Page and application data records

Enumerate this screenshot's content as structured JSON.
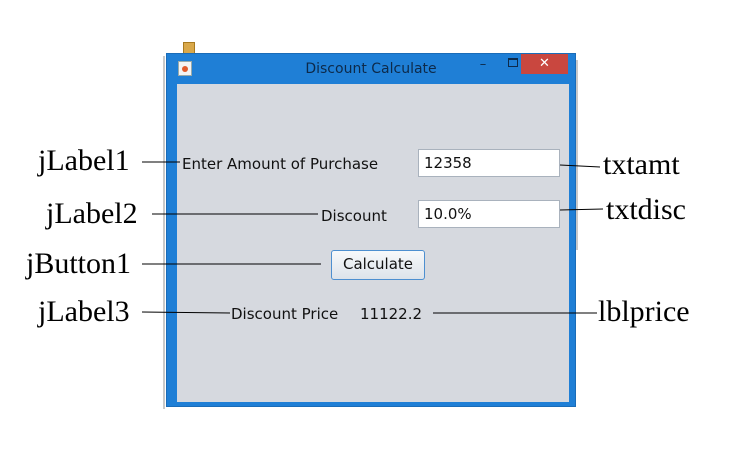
{
  "window": {
    "title": "Discount Calculate",
    "minimize_glyph": "–",
    "close_glyph": "✕"
  },
  "form": {
    "amount_label": "Enter Amount of Purchase",
    "amount_value": "12358",
    "discount_label": "Discount",
    "discount_value": "10.0%",
    "calculate_button": "Calculate",
    "price_label": "Discount Price",
    "price_value": "11122.2"
  },
  "annotations": {
    "label1": "jLabel1",
    "label2": "jLabel2",
    "button1": "jButton1",
    "label3": "jLabel3",
    "txtamt": "txtamt",
    "txtdisc": "txtdisc",
    "lblprice": "lblprice"
  },
  "icons": {
    "app_icon": "java-cup-icon",
    "minimize": "minimize-icon",
    "maximize": "maximize-icon",
    "close": "close-icon"
  },
  "colors": {
    "title_bar": "#1f7fd6",
    "close_button": "#c9473f",
    "panel": "#d6d9df"
  }
}
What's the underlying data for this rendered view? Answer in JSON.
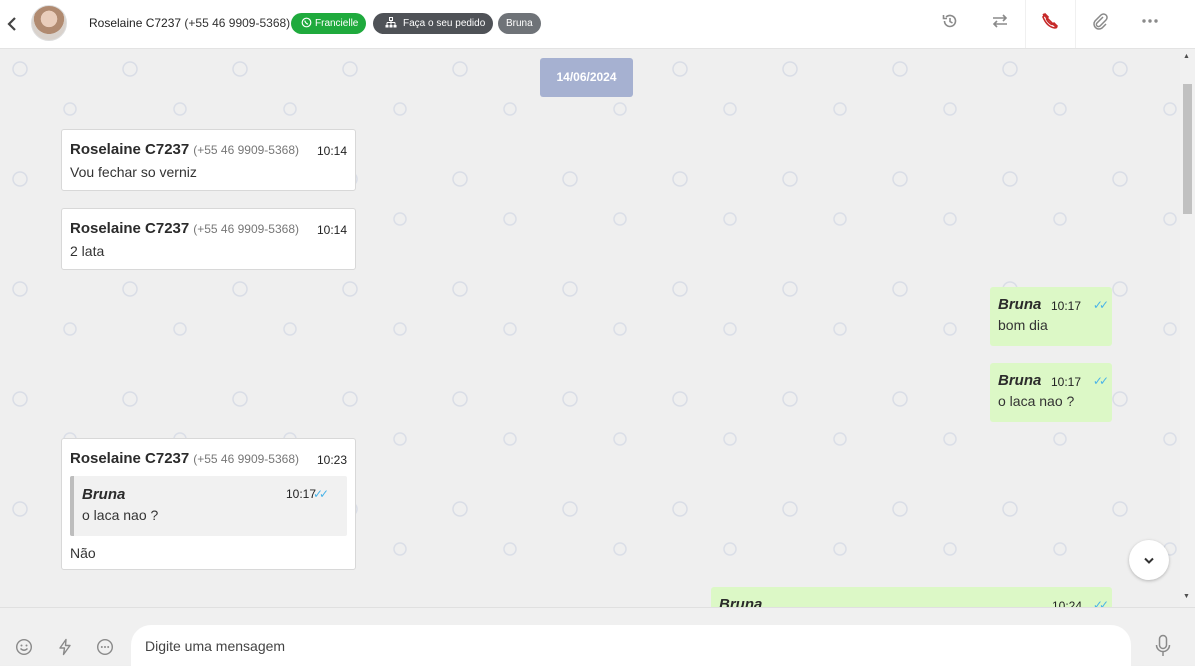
{
  "header": {
    "contact_name": "Roselaine C7237",
    "contact_phone": "(+55 46 9909-5368)",
    "tags": [
      {
        "label": "Francielle",
        "color": "#1faa3d",
        "icon": "whatsapp-icon"
      },
      {
        "label": "Faça o seu pedido",
        "color": "#4f5257",
        "icon": "sitemap-icon"
      },
      {
        "label": "Bruna",
        "color": "#6f7378"
      }
    ],
    "actions": [
      "history-icon",
      "transfer-icon",
      "end-call-icon",
      "attach-icon",
      "more-icon"
    ]
  },
  "chat": {
    "date": "14/06/2024",
    "messages": [
      {
        "direction": "in",
        "sender": "Roselaine C7237",
        "phone": "(+55 46 9909-5368)",
        "time": "10:14",
        "text": "Vou fechar so verniz"
      },
      {
        "direction": "in",
        "sender": "Roselaine C7237",
        "phone": "(+55 46 9909-5368)",
        "time": "10:14",
        "text": "2 lata"
      },
      {
        "direction": "out",
        "sender": "Bruna",
        "time": "10:17",
        "text": "bom dia",
        "status": "read"
      },
      {
        "direction": "out",
        "sender": "Bruna",
        "time": "10:17",
        "text": "o laca nao ?",
        "status": "read"
      },
      {
        "direction": "in",
        "sender": "Roselaine C7237",
        "phone": "(+55 46 9909-5368)",
        "time": "10:23",
        "text": "Não",
        "quote": {
          "sender": "Bruna",
          "time": "10:17",
          "text": "o laca nao ?"
        }
      },
      {
        "direction": "out",
        "sender": "Bruna",
        "time": "10:24",
        "text": "",
        "status": "read"
      }
    ]
  },
  "composer": {
    "placeholder": "Digite uma mensagem",
    "icons": [
      "emoji-icon",
      "quick-reply-icon",
      "chat-options-icon",
      "microphone-icon"
    ]
  },
  "colors": {
    "accent_green": "#1faa3d",
    "outgoing_bubble": "#dcf8c6",
    "read_check": "#4ab3e8",
    "date_chip": "#a6b1d1",
    "end_call": "#c62828"
  }
}
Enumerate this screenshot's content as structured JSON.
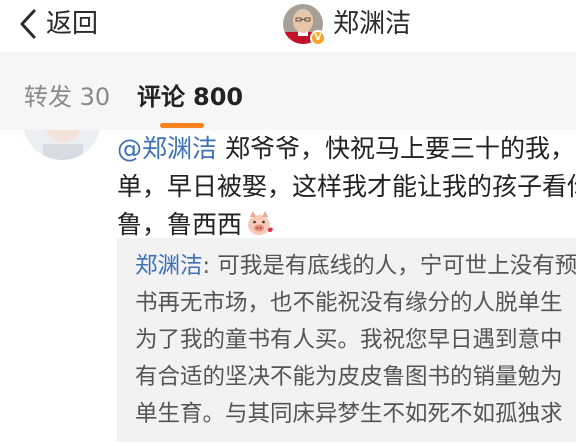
{
  "nav": {
    "back_label": "返回",
    "user_name": "郑渊洁",
    "verified_badge": "V"
  },
  "tabs": {
    "repost_label": "转发",
    "repost_count": "30",
    "comments_label": "评论",
    "comments_count": "800"
  },
  "comment": {
    "mention": "@郑渊洁",
    "lines": [
      "郑爷爷，快祝马上要三十的我，早",
      "单，早日被娶，这样我才能让我的孩子看你",
      "鲁，鲁西西"
    ],
    "emoji": "pig-emoji"
  },
  "reply": {
    "author": "郑渊洁",
    "lines": [
      ": 可我是有底线的人，宁可世上没有预",
      "书再无市场，也不能祝没有缘分的人脱单生",
      "为了我的童书有人买。我祝您早日遇到意中",
      "有合适的坚决不能为皮皮鲁图书的销量勉为",
      "单生育。与其同床异梦生不如死不如孤独求"
    ]
  },
  "colors": {
    "accent": "#f5811f",
    "link": "#3f71b5",
    "tab_bg": "#f6f6f6",
    "quote_bg": "#f2f2f2"
  }
}
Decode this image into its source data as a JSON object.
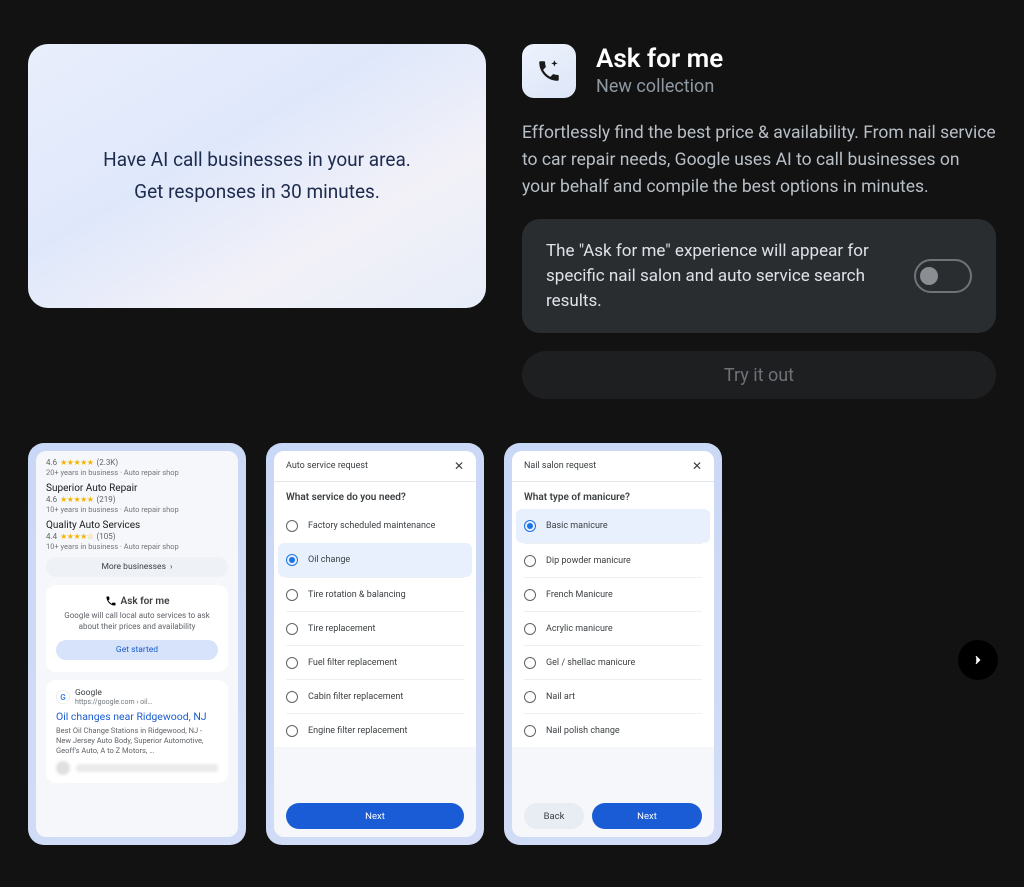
{
  "promo": {
    "line1": "Have AI call businesses in your area.",
    "line2": "Get responses in 30 minutes."
  },
  "header": {
    "title": "Ask for me",
    "subtitle": "New collection"
  },
  "description": "Effortlessly find the best price & availability. From nail service to car repair needs, Google uses AI to call businesses on your behalf and compile the best options in minutes.",
  "toggle": {
    "text": "The \"Ask for me\" experience will appear for specific nail salon and auto service search results.",
    "on": false
  },
  "try_button": "Try it out",
  "phone1": {
    "biz0": {
      "rating": "4.6",
      "stars": "★★★★★",
      "count": "(2.3K)",
      "meta": "20+ years in business · Auto repair shop"
    },
    "biz1": {
      "name": "Superior Auto Repair",
      "rating": "4.6",
      "stars": "★★★★★",
      "count": "(219)",
      "meta": "10+ years in business · Auto repair shop"
    },
    "biz2": {
      "name": "Quality Auto Services",
      "rating": "4.4",
      "stars": "★★★★☆",
      "count": "(105)",
      "meta": "10+ years in business · Auto repair shop"
    },
    "more": "More businesses",
    "afm_title": "Ask for me",
    "afm_sub": "Google will call local auto services to ask about their prices and availability",
    "get_started": "Get started",
    "source_name": "Google",
    "source_url": "https://google.com › oil…",
    "result_title": "Oil changes near Ridgewood, NJ",
    "result_desc": "Best Oil Change Stations in Ridgewood, NJ - New Jersey Auto Body, Superior Automotive, Geoff's Auto, A to Z Motors, …"
  },
  "phone2": {
    "header": "Auto service request",
    "question": "What service do you need?",
    "options": [
      "Factory scheduled maintenance",
      "Oil change",
      "Tire rotation & balancing",
      "Tire replacement",
      "Fuel filter replacement",
      "Cabin filter replacement",
      "Engine filter replacement"
    ],
    "selected_index": 1,
    "next": "Next"
  },
  "phone3": {
    "header": "Nail salon request",
    "question": "What type of manicure?",
    "options": [
      "Basic manicure",
      "Dip powder manicure",
      "French Manicure",
      "Acrylic manicure",
      "Gel / shellac manicure",
      "Nail art",
      "Nail polish change"
    ],
    "selected_index": 0,
    "back": "Back",
    "next": "Next"
  }
}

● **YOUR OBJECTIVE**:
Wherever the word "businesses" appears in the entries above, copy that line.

● **RESPONSE TO THE TASK**:
    "line1": "Have AI call businesses in your area.",
  "description": "Effortlessly find the best price & availability. From nail service to car repair needs, Google uses AI to call businesses on your behalf and compile the best options in minutes.",
    "more": "More businesses",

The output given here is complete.